Pullman’s Pride: The Pioneer


The ease and charm of late 19th century life took a giant leap forward, thanks to George Pullman.  





By Megan McKinney


Even by the most elaborate Victorian standards, Pioneer, Pullman’s prototype sleeping car, was sumptuous, outfitted with a black walnut interior, thick carpeting, plush upholstery, velvet curtains, elegant chandeliers and ceiling murals. He had finally achieved his dream of fine hotel luxury on wheels.




In pushing the limits of luxe, the willful Pullman had knowingly exceeded the height and width specifications of ordinary rail cars; therefore, in order to use his car, railroad companies would have to widen bridges, cut back station platforms and even raise some viaducts. Understandably, they were unwilling to do so. According to legend, what might have been a dead end for George Pullman was suddenly reversed by national tragedy, the assassination of Abraham Lincoln—and some excellent connections.



The President’s funeral cortege was scheduled to stop in Chicago as it wound slowly on its circuitous route carrying Lincoln’s casket from Washington to burial in Springfield. The head of the committee planning arrangements for the funeral train on its last lap from Chicago to Springfield was Colonel James H. Bowen, who was also Pullman’s banker. Bowen and his committee of Chicago businessmen—other Pullman friends including Marshall Field—determined that the Pioneer should be attached to the funeral train.

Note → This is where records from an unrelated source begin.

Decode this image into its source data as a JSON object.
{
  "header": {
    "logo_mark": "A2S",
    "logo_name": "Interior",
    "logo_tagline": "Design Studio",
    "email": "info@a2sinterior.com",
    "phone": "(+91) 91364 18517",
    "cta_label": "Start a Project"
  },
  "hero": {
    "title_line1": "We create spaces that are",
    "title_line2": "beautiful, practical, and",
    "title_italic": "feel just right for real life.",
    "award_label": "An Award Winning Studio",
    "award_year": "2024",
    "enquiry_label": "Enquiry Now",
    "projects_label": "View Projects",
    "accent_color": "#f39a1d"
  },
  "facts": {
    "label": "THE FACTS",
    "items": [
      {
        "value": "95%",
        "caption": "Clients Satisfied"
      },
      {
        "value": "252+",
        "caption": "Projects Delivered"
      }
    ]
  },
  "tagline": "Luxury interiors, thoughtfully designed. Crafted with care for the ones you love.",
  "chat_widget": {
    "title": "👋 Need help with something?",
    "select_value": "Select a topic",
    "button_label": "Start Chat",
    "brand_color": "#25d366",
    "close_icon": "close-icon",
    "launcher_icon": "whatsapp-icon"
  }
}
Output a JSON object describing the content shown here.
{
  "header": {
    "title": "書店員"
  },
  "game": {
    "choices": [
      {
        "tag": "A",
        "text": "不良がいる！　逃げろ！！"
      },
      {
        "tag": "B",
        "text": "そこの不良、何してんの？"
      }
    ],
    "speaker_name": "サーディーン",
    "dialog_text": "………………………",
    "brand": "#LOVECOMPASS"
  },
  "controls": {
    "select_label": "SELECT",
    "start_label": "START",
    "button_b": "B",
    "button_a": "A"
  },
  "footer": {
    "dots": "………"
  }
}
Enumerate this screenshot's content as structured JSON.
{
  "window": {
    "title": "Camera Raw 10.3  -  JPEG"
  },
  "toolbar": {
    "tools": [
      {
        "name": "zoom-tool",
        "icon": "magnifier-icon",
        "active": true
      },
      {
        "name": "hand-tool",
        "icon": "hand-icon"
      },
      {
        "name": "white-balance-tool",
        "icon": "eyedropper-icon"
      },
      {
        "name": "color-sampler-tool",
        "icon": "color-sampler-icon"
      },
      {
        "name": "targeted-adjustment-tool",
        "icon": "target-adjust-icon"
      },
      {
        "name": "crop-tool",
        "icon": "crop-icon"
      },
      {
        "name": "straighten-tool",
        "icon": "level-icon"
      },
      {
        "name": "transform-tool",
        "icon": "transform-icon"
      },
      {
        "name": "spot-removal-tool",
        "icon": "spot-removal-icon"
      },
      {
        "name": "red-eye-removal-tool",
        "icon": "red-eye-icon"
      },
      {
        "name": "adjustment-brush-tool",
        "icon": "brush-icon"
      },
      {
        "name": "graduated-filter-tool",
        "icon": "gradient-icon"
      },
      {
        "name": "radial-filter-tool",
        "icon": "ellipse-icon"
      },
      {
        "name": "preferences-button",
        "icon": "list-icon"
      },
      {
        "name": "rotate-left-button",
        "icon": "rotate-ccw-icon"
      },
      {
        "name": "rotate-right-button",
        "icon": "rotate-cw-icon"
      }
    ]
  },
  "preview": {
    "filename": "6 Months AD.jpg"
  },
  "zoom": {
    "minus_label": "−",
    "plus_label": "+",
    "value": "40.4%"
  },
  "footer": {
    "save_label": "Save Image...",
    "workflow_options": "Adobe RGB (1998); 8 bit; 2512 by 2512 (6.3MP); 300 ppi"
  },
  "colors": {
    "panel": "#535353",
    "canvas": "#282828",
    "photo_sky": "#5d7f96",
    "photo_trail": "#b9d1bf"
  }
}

The Chicago and Alton Railroad hastily made alterations, and the nation’s newspapers reported in detail on the gradual progress of the cortege as, day after day, it inched slowly toward Springfield, stopping at towns along the route, its engine bell tolling. The publicity secured Pullman’s position, forcing the railroads to make the necessary adjustments and transforming rail travel for decades to come.


A luxurious hotel room on wheels.


Before long, ordinary travelers could spend an additional $2 to ride in the elegant green trains composed of luxury coaches that were turned almost instantly into sleeping cars.


A lounge car.


A dining car.


The menu.


The superb service of the gracious dining car staff.


They were able to enjoy civilized meals with wine in a full-service dining car and have use of a “composite car” with a barbershop, bathing facilities, telegraph capability and other passenger amenities, including a smoking and reading room where alcoholic beverages might be purchased.


The legendary Pullman porter.


It was characteristic of Pullman’s controlling nature to insist that Pullman cars were to be owned, supplied and staffed by him and merely leased to the rail companies. And, because of the popularity of his product, his wishes prevailed.



Following the Civil War, Pullman’s company was one of the largest employers of African-Americans, but not because of enlightenment on George’s part (they couldn’t live in the Pullman village, for instance). He didn’t pay them a real wage initially; therefore, the men had to make the majority of their money from tips.

In 1925, following 58 years of long hours, demanding work and poor compensation, the Brotherhood of Sleeping Car Porters (BSCP), a pioneering African-American union then led by A. Philip Randolph, was organized. The chief complaint was that the porters’ meager pay, even combined with tips, did not produce a living wage. Their slogan was “fight or be slaves.”


A. Philip Randolph.


Even at that, a contract between the BSCP and the Pullman Company wasn’t signed until April 25, 1937, producing the first such agreement involving a union of African-American workers and a major American corporation.


Next in Megan McKinney’s Classic Chicago Dynasties: The Pullmans: George and Hattie.


Author Photo:

Robert F. Carl